Governor Abbott Announces Activation of State Operations Center as Tropical System Approaches Texas
AUSTIN – Governor Greg Abbott has announced an elevated activation of the Texas State Operations Center (SOC) as a tropical system is expected to impact parts of Texas this week. Governor Abbott has also approved that use of state resources that have been staged for rapid deployment as needed to assist local officials during this significant weather event. Texans are also encouraged to prepare for severe weather in their area.
“As this tropical system develops, the state stands ready to provide support to communities as needed, and we urge Texans to closely monitor the changing weather conditions in their area and heed warnings from local and state officials,” said Governor Abbott. “Any additional rainfall will exacerbate already saturated grounds, which could quickly lead to dangerous flash flooding and extended river flooding.”
Current forecasts indicate the projected path of this tropical system is expected to begin impacting the Texas coast as early as Monday evening. Associated with this tropical system, there is the possibility of significant rainfall, flash flooding, large hail, damaging winds and tornadoes through at least Thursday. In preparation, the SOC – in coordination with the Texas Emergency Management Council – will continue to monitor weather conditions and coordinate with the National Weather Service, as well as coordinate state resources and assistance to local jurisdictions as needed.

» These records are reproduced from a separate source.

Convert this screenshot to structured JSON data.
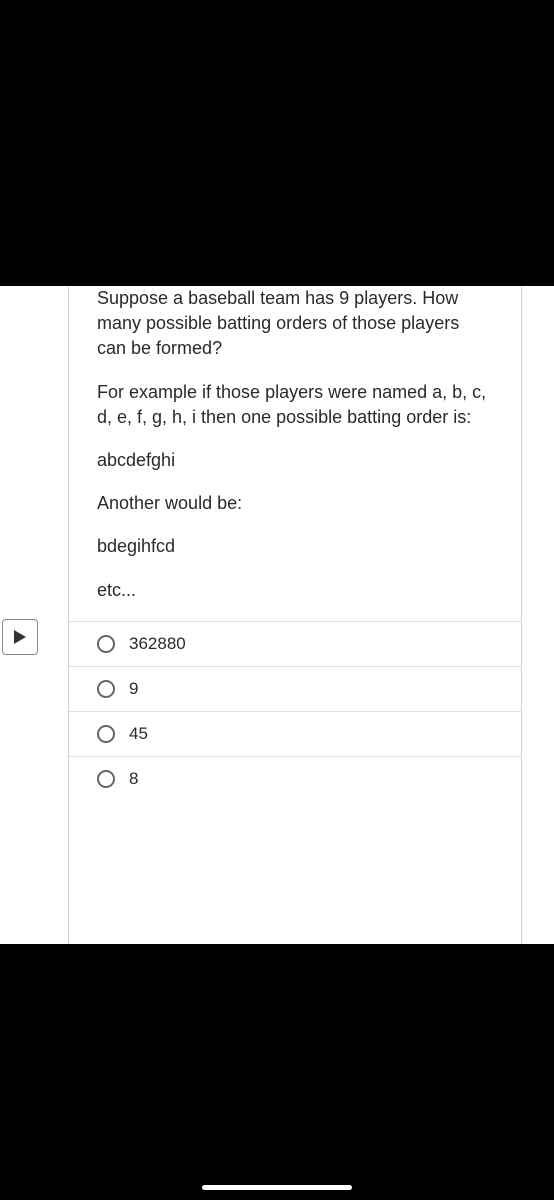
{
  "question": {
    "paragraphs": [
      "Suppose a baseball team has 9 players. How many possible batting orders of those players can be formed?",
      "For example if those players were named a, b, c, d, e, f, g, h, i then one possible batting order is:",
      "abcdefghi",
      "Another would be:",
      "bdegihfcd",
      "etc..."
    ]
  },
  "options": [
    {
      "label": "362880"
    },
    {
      "label": "9"
    },
    {
      "label": "45"
    },
    {
      "label": "8"
    }
  ]
}
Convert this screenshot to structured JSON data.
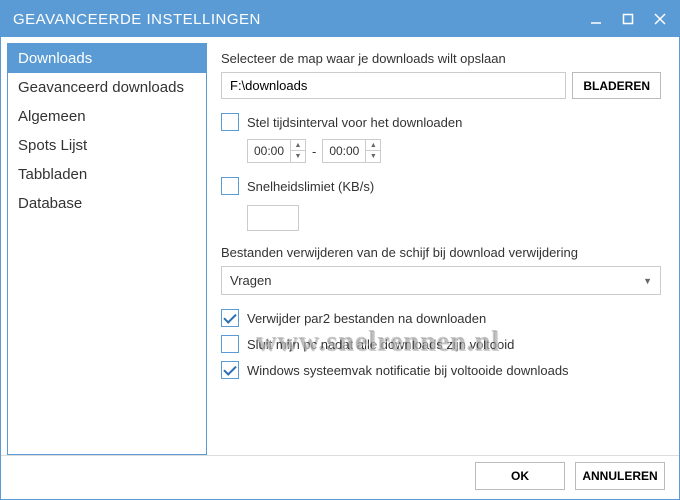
{
  "window": {
    "title": "GEAVANCEERDE INSTELLINGEN"
  },
  "sidebar": {
    "items": [
      {
        "label": "Downloads",
        "active": true
      },
      {
        "label": "Geavanceerd downloads",
        "active": false
      },
      {
        "label": "Algemeen",
        "active": false
      },
      {
        "label": "Spots Lijst",
        "active": false
      },
      {
        "label": "Tabbladen",
        "active": false
      },
      {
        "label": "Database",
        "active": false
      }
    ]
  },
  "content": {
    "folder_label": "Selecteer de map waar je downloads wilt opslaan",
    "folder_path": "F:\\downloads",
    "browse": "BLADEREN",
    "interval_label": "Stel tijdsinterval voor het downloaden",
    "interval_from": "00:00",
    "interval_sep": "-",
    "interval_to": "00:00",
    "speed_label": "Snelheidslimiet (KB/s)",
    "speed_value": "",
    "delete_label": "Bestanden verwijderen van de schijf bij download verwijdering",
    "delete_option": "Vragen",
    "opt_par2": "Verwijder par2 bestanden na downloaden",
    "opt_shutdown": "Sluit mijn pc nadat alle downloads zijn voltooid",
    "opt_tray": "Windows systeemvak notificatie bij voltooide downloads"
  },
  "checks": {
    "interval": false,
    "speed": false,
    "par2": true,
    "shutdown": false,
    "tray": true
  },
  "footer": {
    "ok": "OK",
    "cancel": "ANNULEREN"
  },
  "watermark": "www.snelrennen.nl"
}
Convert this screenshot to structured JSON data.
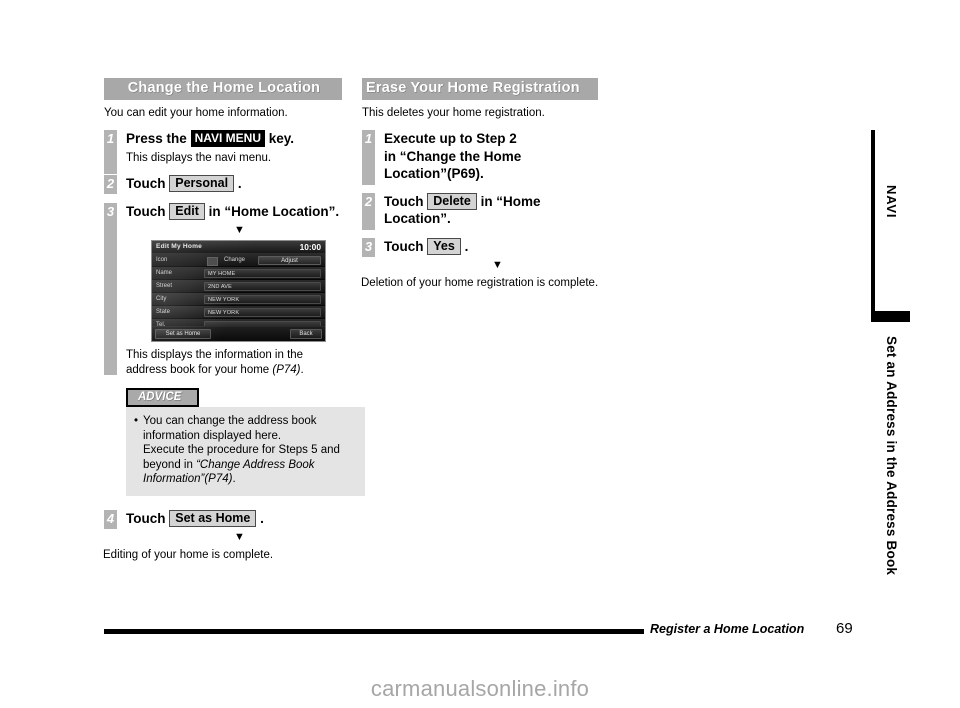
{
  "document": {
    "footer": {
      "section_title": "Register a Home Location",
      "page_number": "69",
      "watermark": "carmanualsonline.info"
    },
    "side_tab": {
      "label": "NAVI",
      "chapter": "Set an Address in the Address Book"
    }
  },
  "left_column": {
    "heading": "Change the Home Location",
    "intro": "You can edit your home information.",
    "steps": [
      {
        "number": "1",
        "text_before": "Press the",
        "key_label": "NAVI MENU",
        "text_after": "key.",
        "sub": "This displays the navi menu."
      },
      {
        "number": "2",
        "text_before": "Touch",
        "button_label": "Personal",
        "text_after": "."
      },
      {
        "number": "3",
        "text_before": "Touch",
        "button_label": "Edit",
        "text_after": "in “Home Location”.",
        "arrow": "▼",
        "caption_plain": "This displays the information in the address book for your home ",
        "caption_italic": "(P74)",
        "caption_end": "."
      },
      {
        "number": "4",
        "text_before": "Touch",
        "button_label": "Set as Home",
        "text_after": ".",
        "arrow": "▼"
      }
    ],
    "advice": {
      "label": "ADVICE",
      "bullet_part1": "You can change the address book information displayed here.",
      "bullet_part2": "Execute the procedure for Steps 5 and beyond in ",
      "bullet_italic": "“Change Address Book Information”(P74)",
      "bullet_end": "."
    },
    "closing": "Editing of your home is complete."
  },
  "nav_screen": {
    "title": "Edit My Home",
    "clock": "10:00",
    "icon_row": {
      "label": "Icon",
      "change_label": "Change",
      "adjust_label": "Adjust"
    },
    "fields": [
      {
        "label": "Name",
        "value": "MY HOME"
      },
      {
        "label": "Street",
        "value": "2ND AVE"
      },
      {
        "label": "City",
        "value": "NEW YORK"
      },
      {
        "label": "State",
        "value": "NEW YORK"
      },
      {
        "label": "Tel.",
        "value": ""
      }
    ],
    "set_as_home_label": "Set as Home",
    "back_label": "Back"
  },
  "right_column": {
    "heading": "Erase Your Home Registration",
    "intro": "This deletes your home registration.",
    "steps": [
      {
        "number": "1",
        "line1": "Execute up to Step 2",
        "line2_plain": "in ",
        "line2_italic": "“Change the Home Location”(P69)",
        "line2_end": "."
      },
      {
        "number": "2",
        "text_before": "Touch",
        "button_label": "Delete",
        "text_after": "in “Home Location”."
      },
      {
        "number": "3",
        "text_before": "Touch",
        "button_label": "Yes",
        "text_after": ".",
        "arrow": "▼"
      }
    ],
    "closing": "Deletion of your home registration is complete."
  }
}
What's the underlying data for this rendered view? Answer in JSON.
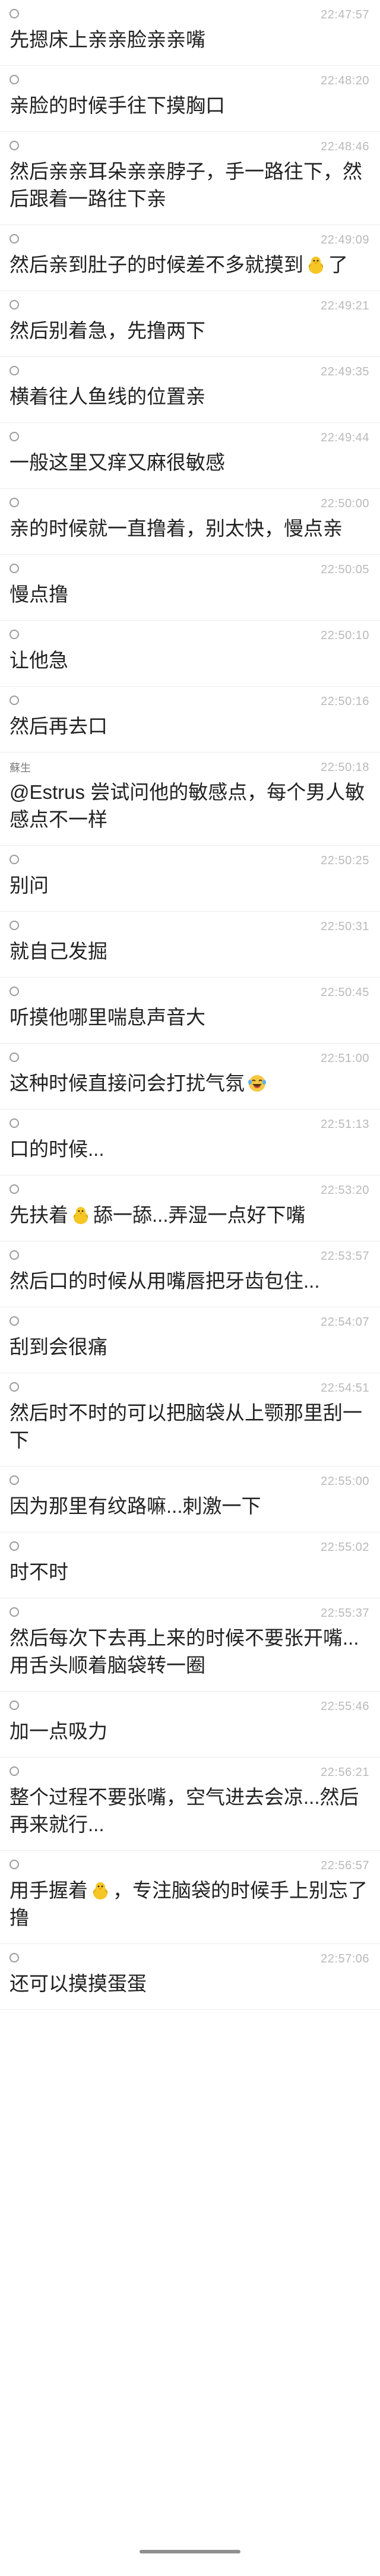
{
  "messages": [
    {
      "time": "22:47:57",
      "sender": "",
      "parts": [
        {
          "t": "先摁床上亲亲脸亲亲嘴"
        }
      ]
    },
    {
      "time": "22:48:20",
      "sender": "",
      "parts": [
        {
          "t": "亲脸的时候手往下摸胸口"
        }
      ]
    },
    {
      "time": "22:48:46",
      "sender": "",
      "parts": [
        {
          "t": "然后亲亲耳朵亲亲脖子，手一路往下，然后跟着一路往下亲"
        }
      ]
    },
    {
      "time": "22:49:09",
      "sender": "",
      "parts": [
        {
          "t": "然后亲到肚子的时候差不多就摸到"
        },
        {
          "emoji": "chick-emoji-icon"
        },
        {
          "t": "了"
        }
      ]
    },
    {
      "time": "22:49:21",
      "sender": "",
      "parts": [
        {
          "t": "然后别着急，先撸两下"
        }
      ]
    },
    {
      "time": "22:49:35",
      "sender": "",
      "parts": [
        {
          "t": "横着往人鱼线的位置亲"
        }
      ]
    },
    {
      "time": "22:49:44",
      "sender": "",
      "parts": [
        {
          "t": "一般这里又痒又麻很敏感"
        }
      ]
    },
    {
      "time": "22:50:00",
      "sender": "",
      "parts": [
        {
          "t": "亲的时候就一直撸着，别太快，慢点亲"
        }
      ]
    },
    {
      "time": "22:50:05",
      "sender": "",
      "parts": [
        {
          "t": "慢点撸"
        }
      ]
    },
    {
      "time": "22:50:10",
      "sender": "",
      "parts": [
        {
          "t": "让他急"
        }
      ]
    },
    {
      "time": "22:50:16",
      "sender": "",
      "parts": [
        {
          "t": "然后再去口"
        }
      ]
    },
    {
      "time": "22:50:18",
      "sender": "蘇生",
      "parts": [
        {
          "t": "@Estrus 尝试问他的敏感点，每个男人敏感点不一样"
        }
      ]
    },
    {
      "time": "22:50:25",
      "sender": "",
      "parts": [
        {
          "t": "别问"
        }
      ]
    },
    {
      "time": "22:50:31",
      "sender": "",
      "parts": [
        {
          "t": "就自己发掘"
        }
      ]
    },
    {
      "time": "22:50:45",
      "sender": "",
      "parts": [
        {
          "t": "听摸他哪里喘息声音大"
        }
      ]
    },
    {
      "time": "22:51:00",
      "sender": "",
      "parts": [
        {
          "t": "这种时候直接问会打扰气氛"
        },
        {
          "emoji": "laugh-cry-emoji-icon"
        }
      ]
    },
    {
      "time": "22:51:13",
      "sender": "",
      "parts": [
        {
          "t": "口的时候..."
        }
      ]
    },
    {
      "time": "22:53:20",
      "sender": "",
      "parts": [
        {
          "t": "先扶着"
        },
        {
          "emoji": "chick-emoji-icon"
        },
        {
          "t": "舔一舔...弄湿一点好下嘴"
        }
      ]
    },
    {
      "time": "22:53:57",
      "sender": "",
      "parts": [
        {
          "t": "然后口的时候从用嘴唇把牙齿包住..."
        }
      ]
    },
    {
      "time": "22:54:07",
      "sender": "",
      "parts": [
        {
          "t": "刮到会很痛"
        }
      ]
    },
    {
      "time": "22:54:51",
      "sender": "",
      "parts": [
        {
          "t": "然后时不时的可以把脑袋从上颚那里刮一下"
        }
      ]
    },
    {
      "time": "22:55:00",
      "sender": "",
      "parts": [
        {
          "t": "因为那里有纹路嘛...刺激一下"
        }
      ]
    },
    {
      "time": "22:55:02",
      "sender": "",
      "parts": [
        {
          "t": "时不时"
        }
      ]
    },
    {
      "time": "22:55:37",
      "sender": "",
      "parts": [
        {
          "t": "然后每次下去再上来的时候不要张开嘴...用舌头顺着脑袋转一圈"
        }
      ]
    },
    {
      "time": "22:55:46",
      "sender": "",
      "parts": [
        {
          "t": "加一点吸力"
        }
      ]
    },
    {
      "time": "22:56:21",
      "sender": "",
      "parts": [
        {
          "t": "整个过程不要张嘴，空气进去会凉...然后再来就行..."
        }
      ]
    },
    {
      "time": "22:56:57",
      "sender": "",
      "parts": [
        {
          "t": "用手握着"
        },
        {
          "emoji": "chick-emoji-icon"
        },
        {
          "t": "，专注脑袋的时候手上别忘了撸"
        }
      ]
    },
    {
      "time": "22:57:06",
      "sender": "",
      "parts": [
        {
          "t": "还可以摸摸蛋蛋"
        }
      ]
    }
  ],
  "colors": {
    "chick": "#f6c624",
    "beak": "#ef8c1e",
    "laugh": "#f7c843"
  }
}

Texans are encouraged to follow these weather safety tips:
- Assemble an emergency kit that includes essential documents, supplies and provisions; plan how all family members and pets will respond in case of evacuation.
- Consider any special needs for individuals with disabilities or the elderly.
- When severe storms threaten, the safest place to be is indoors. If you are outdoors, seek shelter in a home or large building.
- Avoid areas already flooded and avoid any fast-flowing water; keep in mind that flood dangers are even harder to recognize at night.
- Be extremely cautious of any water on roads or in creeks, streams, storm drains or other areas – never attempt to cross flowing streams or drive across flooded roadways – and always observe road barricades placed for your protection.
- Remember that dangerous waters can seem deceptively calm, and if you encounter flooding, move to higher ground.
- Monitor weather radios and news broadcasts for updated information on current and anticipated severe weather.
- Always heed warnings and instructions provided by local officials and emergency management personnel.
For more information on preparing for tropical weather, please visit: http://texasprepares.org/
For additional safety tips related to tornadoes, thunderstorms and flooding, see: http://dps.texas.gov/dem/ThreatAwareness/weather_aware_severe.htm.
The following state agencies and organizations are standing by to assist: Texas Department of Public Safety; Texas Parks & Wildlife Department; Texas Military Forces; Texas Task Force 1; Texas Department of Transportation; Public Utility Commission of Texas; Texas Commission on Environmental Quality; Civil Air Patrol; Texas Department of Criminal Justice; Texas Health and Human Services Commission; Texas Animal Health Commission; Texas 2-1-1; Texas Department of State Health Services; and Voluntary Organizations Active in Disasters.